About This Journal
Call for Submissions!
Colorado Research in Linguistics (CRIL), a graduate student led, peer reviewed working papers journal, is currently accepting submissions for our upcoming Volume 24, to be published in June 2019. Acceptable submission types include, but are not limited to: high quality research and survey papers, experimental reports, book reviews, etc. In the past, CRIL has published papers on phonology, morphology, syntax, diachronic linguistics, pragmatics, computational and corpus linguistics, sociocultural linguistics, and more! Anyone with an ongoing affiliation with the University of Colorado Department of Linguistics – current and past graduate students (and their colleagues), advanced undergraduates, faculty, and friends in related programs and departments – are invited to submit their work to CRIL.

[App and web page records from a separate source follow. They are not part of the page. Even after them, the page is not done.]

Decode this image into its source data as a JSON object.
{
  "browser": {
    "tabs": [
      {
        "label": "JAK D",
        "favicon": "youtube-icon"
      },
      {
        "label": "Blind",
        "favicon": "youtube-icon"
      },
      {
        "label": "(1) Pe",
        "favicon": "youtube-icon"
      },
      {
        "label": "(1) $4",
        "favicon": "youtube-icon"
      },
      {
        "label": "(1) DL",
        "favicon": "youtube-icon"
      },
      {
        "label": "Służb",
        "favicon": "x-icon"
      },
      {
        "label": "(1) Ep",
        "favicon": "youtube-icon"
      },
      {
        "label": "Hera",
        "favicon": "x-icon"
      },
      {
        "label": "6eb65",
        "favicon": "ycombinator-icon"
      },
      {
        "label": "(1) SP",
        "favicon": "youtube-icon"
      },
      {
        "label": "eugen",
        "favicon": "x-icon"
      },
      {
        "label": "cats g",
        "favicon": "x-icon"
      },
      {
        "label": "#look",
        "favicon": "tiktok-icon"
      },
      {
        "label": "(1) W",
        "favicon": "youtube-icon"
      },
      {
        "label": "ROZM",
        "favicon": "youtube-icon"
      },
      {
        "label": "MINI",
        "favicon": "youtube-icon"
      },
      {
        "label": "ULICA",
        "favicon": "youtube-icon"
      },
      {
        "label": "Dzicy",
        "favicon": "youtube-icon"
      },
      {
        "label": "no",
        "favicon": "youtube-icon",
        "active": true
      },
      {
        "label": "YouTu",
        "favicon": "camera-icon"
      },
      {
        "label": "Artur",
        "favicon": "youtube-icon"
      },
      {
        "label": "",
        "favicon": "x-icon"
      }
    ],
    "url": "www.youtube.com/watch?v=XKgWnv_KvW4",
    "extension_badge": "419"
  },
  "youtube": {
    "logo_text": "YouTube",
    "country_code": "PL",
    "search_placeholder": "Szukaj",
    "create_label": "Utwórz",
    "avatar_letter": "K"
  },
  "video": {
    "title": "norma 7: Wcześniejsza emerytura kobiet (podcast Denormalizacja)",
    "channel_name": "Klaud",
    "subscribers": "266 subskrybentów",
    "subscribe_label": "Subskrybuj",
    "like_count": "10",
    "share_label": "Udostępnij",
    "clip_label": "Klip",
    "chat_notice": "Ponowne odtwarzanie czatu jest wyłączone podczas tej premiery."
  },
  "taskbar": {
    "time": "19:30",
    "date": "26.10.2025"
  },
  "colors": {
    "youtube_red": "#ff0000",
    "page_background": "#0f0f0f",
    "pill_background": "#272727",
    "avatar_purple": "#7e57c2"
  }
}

Important Submission Guidelines:
- Please consult our Policies page (and particularly our Guidelines for Contributors section as you prepare your submission.
- Submissions are due by February 1st, 2019, by 11:59pm MST. Submissions received after this date will not be considered for publication in Volume 24.

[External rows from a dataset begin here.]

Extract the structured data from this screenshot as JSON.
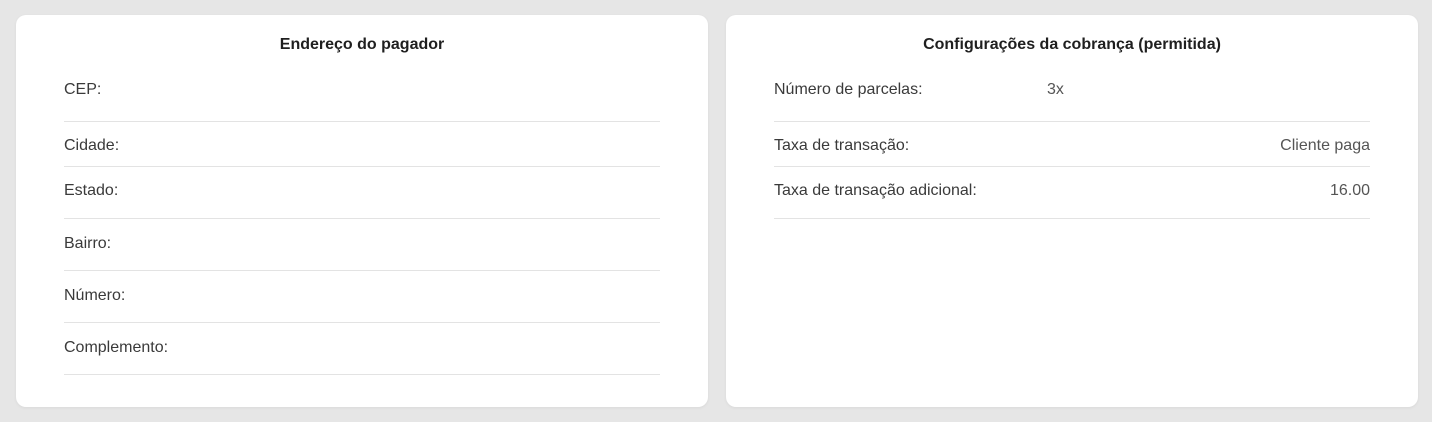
{
  "payer_address": {
    "title": "Endereço do pagador",
    "rows": [
      {
        "label": "CEP:",
        "value": ""
      },
      {
        "label": "Cidade:",
        "value": ""
      },
      {
        "label": "Estado:",
        "value": ""
      },
      {
        "label": "Bairro:",
        "value": ""
      },
      {
        "label": "Número:",
        "value": ""
      },
      {
        "label": "Complemento:",
        "value": ""
      }
    ]
  },
  "charge_settings": {
    "title": "Configurações da cobrança (permitida)",
    "rows": [
      {
        "label": "Número de parcelas:",
        "value": "3x"
      },
      {
        "label": "Taxa de transação:",
        "value": "Cliente paga"
      },
      {
        "label": "Taxa de transação adicional:",
        "value": "16.00"
      }
    ]
  }
}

- Submit papers using the Submit Article link this page.
- We accept papers written in languages other than English; please contact the CRIL Editorial Board at cril DOT editors AT gmail DOT com for more information.
Subscribe to our email list here to stay up-to-date with Colorado Research in Linguistics!
History of Colorado Research in Linguistics
Colorado Research in Linguistics (CRIL) has been published at the University of Colorado Boulder since 1971, thanks largely to the efforts of faculty members and graduate students in the Department of Linguistics.
During the 1970s, Colorado Research in Linguistics primarily published work by faculty in Linguistics and allied departments and was edited by various members of the department faculty. Those early papers cover a range of linguistic subfields, from phonology, morphology, and syntax to diachronic linguistics, semiotics, pragmatics, and even a series of papers on the history of linguistic inquiry. The languages treated were equally broad, including not only a variety of Indo-European languages, but also Siouan, Caddoan, Austronesian, and Niger-Congo languages. Following a year's hiatus in 1978, Volume 8 appeared in 1979. Volume 8 was the first to be prepared by graduate students, featuring working papers by both students and faculty.
An even longer hiatus ensued before volume nine appeared in 1986. Colorado Research in Linguistics invited readers to address comments to individual authors, a practice the current Editorial Board strongly endorses. As during the original run from 1971-1977, Volume 9 consisted largely of work by faculty members of the Department of Linguistics, though the work of students and affiliated researchers was also featured.
During the 1990s Colorado Research in Linguistics increasingly came to resemble the present organization of Colorado Research in Linguistics, with most papers from graduate students, and department and affiliated faculty continuing to make occasional contributions. Volume 12 (1993) was the first to list the Editorial Board, comprised primarily of graduate students, on the masthead. Papers continued to reflect a broad view of the field of linguistics, embracing not only syntax, semantics, and phonology, but an increasing share of discourse and cognitive analyses.
Volume 16 (1998) was the last volume to appear in print format. In 2004, Colorado Research in Linguistics was re-launched in paperless format, with articles in syntax, morphology, computational linguistics, corpus linguistics, and sociocultural linguistics reflecting many of the interests of scholars here at the University of Colorado Boulder.
2018 marks the most recent re-launch of Colorado Research in Linguistics, and as researchers in the Department of Linguistics, Center for the Study of Indigenous Languages of the West, Center for Computational Language and EducAtion Research (CLEAR), Institute of Cognitive Science, and the Program in Culture, Language and Social Practice, among other research centers, continue to produce original research on language and linguistics, Colorado Research in Linguistics is proud to uphold the tradition of transmitting it to readers.(Modified and updated by Jared Desjardins (August 2018), from Dr. Chad Nilep’s (June 2006) editorial reflection Thirty-Five Years of CRIL)